> _TASK GOAL_:
If a line in the records below contains the word "with", copy it.

> _TASK INPUTS_:
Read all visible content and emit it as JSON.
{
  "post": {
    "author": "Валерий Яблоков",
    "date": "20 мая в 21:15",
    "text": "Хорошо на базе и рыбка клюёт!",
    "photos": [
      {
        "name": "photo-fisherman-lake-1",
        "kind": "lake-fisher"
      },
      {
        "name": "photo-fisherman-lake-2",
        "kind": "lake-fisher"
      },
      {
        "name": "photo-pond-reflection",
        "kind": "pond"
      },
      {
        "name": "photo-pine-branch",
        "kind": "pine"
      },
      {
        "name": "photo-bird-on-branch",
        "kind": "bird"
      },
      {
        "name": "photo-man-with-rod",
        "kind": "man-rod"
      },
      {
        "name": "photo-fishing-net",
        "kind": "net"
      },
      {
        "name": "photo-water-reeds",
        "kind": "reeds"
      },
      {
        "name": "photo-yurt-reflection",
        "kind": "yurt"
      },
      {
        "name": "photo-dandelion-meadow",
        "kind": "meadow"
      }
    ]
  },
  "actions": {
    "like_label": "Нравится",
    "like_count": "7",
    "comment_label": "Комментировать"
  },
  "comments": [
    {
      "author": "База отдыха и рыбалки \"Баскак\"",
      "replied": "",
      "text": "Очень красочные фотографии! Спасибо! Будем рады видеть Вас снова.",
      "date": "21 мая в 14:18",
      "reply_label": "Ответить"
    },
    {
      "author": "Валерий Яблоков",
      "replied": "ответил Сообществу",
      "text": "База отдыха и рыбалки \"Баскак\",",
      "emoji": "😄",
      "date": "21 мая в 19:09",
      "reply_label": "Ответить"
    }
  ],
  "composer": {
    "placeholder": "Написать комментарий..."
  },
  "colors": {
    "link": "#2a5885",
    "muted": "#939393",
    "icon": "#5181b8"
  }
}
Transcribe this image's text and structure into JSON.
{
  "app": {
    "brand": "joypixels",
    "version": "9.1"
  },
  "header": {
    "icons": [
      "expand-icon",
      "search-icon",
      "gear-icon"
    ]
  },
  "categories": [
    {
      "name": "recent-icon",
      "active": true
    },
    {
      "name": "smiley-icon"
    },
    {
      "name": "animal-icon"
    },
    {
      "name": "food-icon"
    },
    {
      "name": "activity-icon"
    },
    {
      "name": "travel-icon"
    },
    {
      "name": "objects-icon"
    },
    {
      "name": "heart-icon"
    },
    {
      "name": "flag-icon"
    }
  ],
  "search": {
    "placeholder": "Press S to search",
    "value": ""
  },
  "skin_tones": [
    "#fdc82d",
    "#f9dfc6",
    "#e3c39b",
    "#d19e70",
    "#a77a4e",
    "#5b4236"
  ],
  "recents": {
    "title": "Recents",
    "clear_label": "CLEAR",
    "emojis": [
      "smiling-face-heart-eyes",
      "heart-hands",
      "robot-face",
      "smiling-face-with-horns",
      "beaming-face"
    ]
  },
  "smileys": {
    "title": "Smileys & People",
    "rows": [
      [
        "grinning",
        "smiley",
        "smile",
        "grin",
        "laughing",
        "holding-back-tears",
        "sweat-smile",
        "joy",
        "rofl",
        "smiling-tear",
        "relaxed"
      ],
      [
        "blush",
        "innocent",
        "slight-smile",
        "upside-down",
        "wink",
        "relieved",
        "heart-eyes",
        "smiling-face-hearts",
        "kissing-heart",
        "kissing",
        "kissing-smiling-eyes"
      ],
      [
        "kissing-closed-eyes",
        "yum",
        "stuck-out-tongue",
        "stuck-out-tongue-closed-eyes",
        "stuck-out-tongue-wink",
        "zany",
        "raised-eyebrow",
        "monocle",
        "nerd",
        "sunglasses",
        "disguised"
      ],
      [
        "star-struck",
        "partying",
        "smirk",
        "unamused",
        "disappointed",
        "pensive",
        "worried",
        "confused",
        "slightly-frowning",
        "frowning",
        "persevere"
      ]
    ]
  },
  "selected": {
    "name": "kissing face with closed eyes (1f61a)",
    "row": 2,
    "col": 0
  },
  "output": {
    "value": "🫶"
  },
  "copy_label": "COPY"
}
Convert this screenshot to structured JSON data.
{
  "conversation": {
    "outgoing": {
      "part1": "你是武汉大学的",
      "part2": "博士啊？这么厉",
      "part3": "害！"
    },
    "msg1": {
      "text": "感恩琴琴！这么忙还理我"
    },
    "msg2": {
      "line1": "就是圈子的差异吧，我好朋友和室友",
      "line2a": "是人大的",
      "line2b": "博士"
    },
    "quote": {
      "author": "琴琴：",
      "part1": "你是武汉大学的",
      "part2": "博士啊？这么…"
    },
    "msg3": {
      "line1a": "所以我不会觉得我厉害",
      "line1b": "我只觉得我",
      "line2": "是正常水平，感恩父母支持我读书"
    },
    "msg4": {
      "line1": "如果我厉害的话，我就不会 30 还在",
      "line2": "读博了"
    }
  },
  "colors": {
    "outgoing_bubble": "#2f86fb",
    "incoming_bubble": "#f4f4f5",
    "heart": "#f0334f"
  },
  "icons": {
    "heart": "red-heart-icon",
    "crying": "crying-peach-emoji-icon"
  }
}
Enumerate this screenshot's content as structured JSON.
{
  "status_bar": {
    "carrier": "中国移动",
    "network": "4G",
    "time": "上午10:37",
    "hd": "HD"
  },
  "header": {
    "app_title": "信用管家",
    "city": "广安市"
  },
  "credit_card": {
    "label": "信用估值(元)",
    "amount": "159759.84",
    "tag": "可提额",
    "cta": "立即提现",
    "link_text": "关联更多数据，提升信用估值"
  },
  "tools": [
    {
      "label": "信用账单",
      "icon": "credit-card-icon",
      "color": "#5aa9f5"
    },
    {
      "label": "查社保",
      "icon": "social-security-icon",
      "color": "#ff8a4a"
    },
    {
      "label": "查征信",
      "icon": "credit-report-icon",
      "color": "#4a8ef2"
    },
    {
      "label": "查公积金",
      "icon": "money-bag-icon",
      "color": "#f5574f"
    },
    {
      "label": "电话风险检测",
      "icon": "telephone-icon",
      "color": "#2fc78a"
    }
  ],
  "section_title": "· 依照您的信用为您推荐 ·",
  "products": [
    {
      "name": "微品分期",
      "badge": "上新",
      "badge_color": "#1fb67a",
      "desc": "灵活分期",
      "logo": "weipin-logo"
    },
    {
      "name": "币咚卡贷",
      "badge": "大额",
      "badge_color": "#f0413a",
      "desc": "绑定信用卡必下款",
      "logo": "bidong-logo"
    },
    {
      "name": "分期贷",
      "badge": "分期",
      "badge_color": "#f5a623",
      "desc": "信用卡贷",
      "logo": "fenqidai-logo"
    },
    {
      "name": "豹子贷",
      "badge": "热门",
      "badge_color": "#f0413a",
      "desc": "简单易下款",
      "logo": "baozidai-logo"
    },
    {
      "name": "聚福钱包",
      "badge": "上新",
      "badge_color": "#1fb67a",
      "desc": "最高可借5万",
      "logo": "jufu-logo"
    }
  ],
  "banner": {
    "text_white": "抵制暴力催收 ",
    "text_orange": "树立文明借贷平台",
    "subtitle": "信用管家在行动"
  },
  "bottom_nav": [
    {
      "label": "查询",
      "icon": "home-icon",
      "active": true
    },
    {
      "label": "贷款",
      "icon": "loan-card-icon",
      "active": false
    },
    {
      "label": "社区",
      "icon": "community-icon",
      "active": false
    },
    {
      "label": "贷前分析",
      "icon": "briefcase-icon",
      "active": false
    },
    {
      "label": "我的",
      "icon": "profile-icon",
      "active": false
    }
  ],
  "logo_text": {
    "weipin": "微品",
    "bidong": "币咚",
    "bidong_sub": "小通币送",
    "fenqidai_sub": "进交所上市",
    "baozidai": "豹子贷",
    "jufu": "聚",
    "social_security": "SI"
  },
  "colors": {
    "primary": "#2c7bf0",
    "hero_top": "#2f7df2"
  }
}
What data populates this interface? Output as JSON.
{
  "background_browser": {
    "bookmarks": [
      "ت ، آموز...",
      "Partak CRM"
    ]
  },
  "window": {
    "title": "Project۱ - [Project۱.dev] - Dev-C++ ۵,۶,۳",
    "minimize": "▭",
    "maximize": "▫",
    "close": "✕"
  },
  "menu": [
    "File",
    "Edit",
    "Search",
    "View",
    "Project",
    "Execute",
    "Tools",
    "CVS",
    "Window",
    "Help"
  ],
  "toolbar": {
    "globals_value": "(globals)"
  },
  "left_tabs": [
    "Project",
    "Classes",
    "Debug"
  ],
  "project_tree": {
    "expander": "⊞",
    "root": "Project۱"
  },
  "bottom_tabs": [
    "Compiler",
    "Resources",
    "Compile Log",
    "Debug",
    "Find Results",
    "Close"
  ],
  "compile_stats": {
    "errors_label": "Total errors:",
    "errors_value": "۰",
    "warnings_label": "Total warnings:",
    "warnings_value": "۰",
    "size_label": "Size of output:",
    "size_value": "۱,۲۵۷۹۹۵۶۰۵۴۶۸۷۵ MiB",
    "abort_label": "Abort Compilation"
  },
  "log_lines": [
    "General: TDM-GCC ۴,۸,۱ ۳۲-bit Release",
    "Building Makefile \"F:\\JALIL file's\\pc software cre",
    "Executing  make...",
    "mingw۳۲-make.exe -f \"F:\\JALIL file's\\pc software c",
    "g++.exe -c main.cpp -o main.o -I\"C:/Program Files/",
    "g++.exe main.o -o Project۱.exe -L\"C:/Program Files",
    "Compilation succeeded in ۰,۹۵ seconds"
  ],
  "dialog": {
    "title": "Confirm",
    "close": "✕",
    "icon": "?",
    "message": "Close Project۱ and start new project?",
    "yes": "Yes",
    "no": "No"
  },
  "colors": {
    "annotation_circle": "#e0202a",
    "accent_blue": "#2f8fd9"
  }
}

> _EXERCISE RESULT_:
        "name": "photo-man-with-rod",
      "smiling-face-with-horns",
    "name": "kissing face with closed eyes (1f61a)",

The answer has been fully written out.